**Task description:** Where the records below have a line with "statistics", that line is to be copied.

**Data to examine:**
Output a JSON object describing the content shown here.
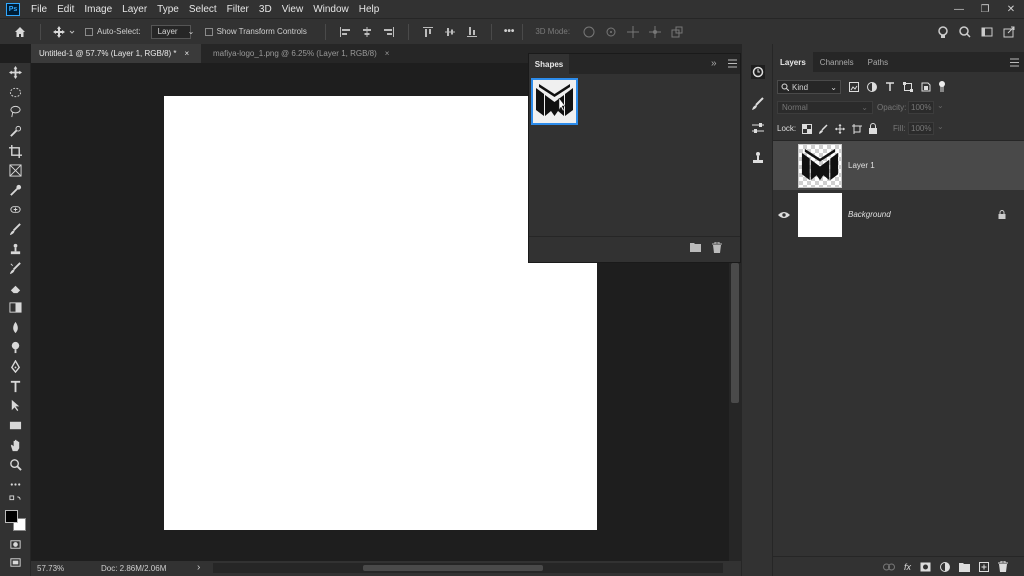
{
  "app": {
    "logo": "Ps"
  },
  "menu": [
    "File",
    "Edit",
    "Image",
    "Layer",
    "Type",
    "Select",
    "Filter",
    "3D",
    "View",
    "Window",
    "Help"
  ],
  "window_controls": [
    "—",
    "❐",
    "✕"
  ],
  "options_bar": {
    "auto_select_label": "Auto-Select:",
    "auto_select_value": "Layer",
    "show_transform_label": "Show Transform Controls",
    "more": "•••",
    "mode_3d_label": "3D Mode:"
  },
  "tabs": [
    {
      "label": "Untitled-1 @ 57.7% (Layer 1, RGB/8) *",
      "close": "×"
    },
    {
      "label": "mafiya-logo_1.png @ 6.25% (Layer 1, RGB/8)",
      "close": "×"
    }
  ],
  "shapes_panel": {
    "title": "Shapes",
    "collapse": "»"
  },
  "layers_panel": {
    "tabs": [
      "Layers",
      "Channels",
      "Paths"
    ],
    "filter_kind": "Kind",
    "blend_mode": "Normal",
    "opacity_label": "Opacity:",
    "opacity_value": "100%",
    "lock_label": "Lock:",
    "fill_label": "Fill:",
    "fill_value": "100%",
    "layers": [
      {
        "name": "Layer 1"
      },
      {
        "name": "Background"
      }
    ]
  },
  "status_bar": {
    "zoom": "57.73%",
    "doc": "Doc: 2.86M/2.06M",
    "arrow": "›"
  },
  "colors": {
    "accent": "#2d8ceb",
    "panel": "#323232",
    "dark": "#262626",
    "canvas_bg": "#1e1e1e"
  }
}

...

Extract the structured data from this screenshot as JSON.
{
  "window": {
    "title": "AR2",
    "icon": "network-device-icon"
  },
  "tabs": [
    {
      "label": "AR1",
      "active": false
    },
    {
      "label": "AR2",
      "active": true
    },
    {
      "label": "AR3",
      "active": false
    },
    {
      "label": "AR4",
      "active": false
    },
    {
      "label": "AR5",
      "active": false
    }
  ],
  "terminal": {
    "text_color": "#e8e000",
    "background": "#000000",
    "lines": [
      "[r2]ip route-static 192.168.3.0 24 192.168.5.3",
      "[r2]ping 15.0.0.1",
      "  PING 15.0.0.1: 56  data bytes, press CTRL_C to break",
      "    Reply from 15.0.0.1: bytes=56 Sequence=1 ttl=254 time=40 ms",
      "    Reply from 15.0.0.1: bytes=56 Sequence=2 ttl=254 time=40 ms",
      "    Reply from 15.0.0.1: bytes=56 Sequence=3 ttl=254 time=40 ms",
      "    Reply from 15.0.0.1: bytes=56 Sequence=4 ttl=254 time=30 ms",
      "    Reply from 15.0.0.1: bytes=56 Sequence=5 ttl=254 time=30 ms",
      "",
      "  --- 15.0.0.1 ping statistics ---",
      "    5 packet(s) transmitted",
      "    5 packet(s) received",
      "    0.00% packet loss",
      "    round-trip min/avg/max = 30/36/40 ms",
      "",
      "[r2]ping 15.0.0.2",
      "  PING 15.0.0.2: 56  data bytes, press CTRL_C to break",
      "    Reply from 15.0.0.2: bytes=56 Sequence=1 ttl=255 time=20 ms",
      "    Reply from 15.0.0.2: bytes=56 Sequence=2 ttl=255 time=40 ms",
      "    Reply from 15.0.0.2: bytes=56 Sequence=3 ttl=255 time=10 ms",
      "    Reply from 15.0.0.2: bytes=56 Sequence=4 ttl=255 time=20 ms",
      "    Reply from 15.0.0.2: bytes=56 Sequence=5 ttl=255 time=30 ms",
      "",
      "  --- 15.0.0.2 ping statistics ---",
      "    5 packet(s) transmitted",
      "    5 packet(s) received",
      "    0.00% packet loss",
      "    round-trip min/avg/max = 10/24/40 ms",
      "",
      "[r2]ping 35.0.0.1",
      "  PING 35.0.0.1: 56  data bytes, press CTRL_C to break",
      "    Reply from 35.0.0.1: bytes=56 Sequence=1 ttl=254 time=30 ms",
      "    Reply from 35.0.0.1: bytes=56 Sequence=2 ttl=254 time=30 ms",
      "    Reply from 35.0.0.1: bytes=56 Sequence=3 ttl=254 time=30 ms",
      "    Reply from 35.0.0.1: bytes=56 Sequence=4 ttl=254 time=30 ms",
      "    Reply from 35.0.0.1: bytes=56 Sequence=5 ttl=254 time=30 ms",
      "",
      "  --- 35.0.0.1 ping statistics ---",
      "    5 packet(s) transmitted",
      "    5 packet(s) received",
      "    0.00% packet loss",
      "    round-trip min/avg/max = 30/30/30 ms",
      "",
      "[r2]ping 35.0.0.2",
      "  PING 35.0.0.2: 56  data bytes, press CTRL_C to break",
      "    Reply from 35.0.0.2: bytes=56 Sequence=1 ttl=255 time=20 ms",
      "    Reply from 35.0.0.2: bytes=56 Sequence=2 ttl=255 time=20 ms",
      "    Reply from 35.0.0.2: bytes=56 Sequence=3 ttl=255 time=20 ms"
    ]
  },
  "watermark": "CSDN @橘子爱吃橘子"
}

**Exercise response:**
      "  --- 15.0.0.1 ping statistics ---",
      "  --- 15.0.0.2 ping statistics ---",
      "  --- 35.0.0.1 ping statistics ---",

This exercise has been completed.